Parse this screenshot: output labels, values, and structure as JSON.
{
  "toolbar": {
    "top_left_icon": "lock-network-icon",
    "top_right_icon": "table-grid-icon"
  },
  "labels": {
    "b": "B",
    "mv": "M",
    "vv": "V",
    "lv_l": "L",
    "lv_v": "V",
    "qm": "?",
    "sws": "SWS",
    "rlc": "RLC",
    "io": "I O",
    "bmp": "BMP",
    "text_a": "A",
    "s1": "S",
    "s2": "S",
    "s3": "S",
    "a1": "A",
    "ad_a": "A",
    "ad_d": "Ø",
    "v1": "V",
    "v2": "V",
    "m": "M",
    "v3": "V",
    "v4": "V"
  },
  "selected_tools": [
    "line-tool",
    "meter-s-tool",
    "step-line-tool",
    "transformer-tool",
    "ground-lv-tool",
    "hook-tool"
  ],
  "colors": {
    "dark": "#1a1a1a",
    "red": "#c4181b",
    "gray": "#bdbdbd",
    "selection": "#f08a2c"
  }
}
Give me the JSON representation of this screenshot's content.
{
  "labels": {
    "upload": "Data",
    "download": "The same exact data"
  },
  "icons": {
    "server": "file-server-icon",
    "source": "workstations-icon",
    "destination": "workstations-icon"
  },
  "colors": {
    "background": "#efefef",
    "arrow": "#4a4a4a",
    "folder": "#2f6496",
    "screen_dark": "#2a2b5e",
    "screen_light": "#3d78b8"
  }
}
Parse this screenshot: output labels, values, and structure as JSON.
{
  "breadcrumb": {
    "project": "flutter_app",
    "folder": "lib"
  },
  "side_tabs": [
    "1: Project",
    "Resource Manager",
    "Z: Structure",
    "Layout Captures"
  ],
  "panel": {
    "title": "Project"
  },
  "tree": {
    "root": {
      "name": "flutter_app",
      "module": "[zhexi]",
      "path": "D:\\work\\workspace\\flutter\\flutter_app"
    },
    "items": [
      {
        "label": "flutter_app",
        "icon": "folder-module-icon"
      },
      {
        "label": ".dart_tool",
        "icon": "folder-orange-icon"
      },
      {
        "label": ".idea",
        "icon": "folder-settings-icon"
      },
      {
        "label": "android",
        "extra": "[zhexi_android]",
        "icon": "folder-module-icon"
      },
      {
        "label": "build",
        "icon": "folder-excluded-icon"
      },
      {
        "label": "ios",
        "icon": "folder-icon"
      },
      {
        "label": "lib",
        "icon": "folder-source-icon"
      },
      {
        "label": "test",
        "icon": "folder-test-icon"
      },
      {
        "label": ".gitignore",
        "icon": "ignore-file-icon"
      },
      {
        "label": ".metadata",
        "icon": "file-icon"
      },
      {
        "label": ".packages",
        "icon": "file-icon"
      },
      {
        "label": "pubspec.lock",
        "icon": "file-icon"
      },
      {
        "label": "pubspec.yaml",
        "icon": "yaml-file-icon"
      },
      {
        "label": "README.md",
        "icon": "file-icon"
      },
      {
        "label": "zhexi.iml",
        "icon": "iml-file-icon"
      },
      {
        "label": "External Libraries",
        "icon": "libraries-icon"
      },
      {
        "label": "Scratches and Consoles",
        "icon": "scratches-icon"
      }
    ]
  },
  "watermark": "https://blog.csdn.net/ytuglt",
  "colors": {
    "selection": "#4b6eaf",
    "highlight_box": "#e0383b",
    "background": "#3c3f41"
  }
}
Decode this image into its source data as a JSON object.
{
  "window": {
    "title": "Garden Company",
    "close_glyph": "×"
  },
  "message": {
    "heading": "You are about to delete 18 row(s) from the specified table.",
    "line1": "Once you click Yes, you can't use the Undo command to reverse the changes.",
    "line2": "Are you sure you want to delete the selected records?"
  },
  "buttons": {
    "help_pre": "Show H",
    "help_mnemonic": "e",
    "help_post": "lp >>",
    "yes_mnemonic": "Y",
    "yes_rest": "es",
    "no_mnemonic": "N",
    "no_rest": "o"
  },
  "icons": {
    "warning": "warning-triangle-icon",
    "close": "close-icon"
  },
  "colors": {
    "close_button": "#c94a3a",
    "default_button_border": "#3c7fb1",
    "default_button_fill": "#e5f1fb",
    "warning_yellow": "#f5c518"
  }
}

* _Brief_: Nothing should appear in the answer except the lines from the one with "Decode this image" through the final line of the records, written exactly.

* _Result of this exercise_:
Decode this image into its source data as a JSON object.
{
  "window": {
    "title": "Garden Company",
    "close_glyph": "×"
  },
  "message": {
    "heading": "You are about to delete 18 row(s) from the specified table.",
    "line1": "Once you click Yes, you can't use the Undo command to reverse the changes.",
    "line2": "Are you sure you want to delete the selected records?"
  },
  "buttons": {
    "help_pre": "Show H",
    "help_mnemonic": "e",
    "help_post": "lp >>",
    "yes_mnemonic": "Y",
    "yes_rest": "es",
    "no_mnemonic": "N",
    "no_rest": "o"
  },
  "icons": {
    "warning": "warning-triangle-icon",
    "close": "close-icon"
  },
  "colors": {
    "close_button": "#c94a3a",
    "default_button_border": "#3c7fb1",
    "default_button_fill": "#e5f1fb",
    "warning_yellow": "#f5c518"
  }
}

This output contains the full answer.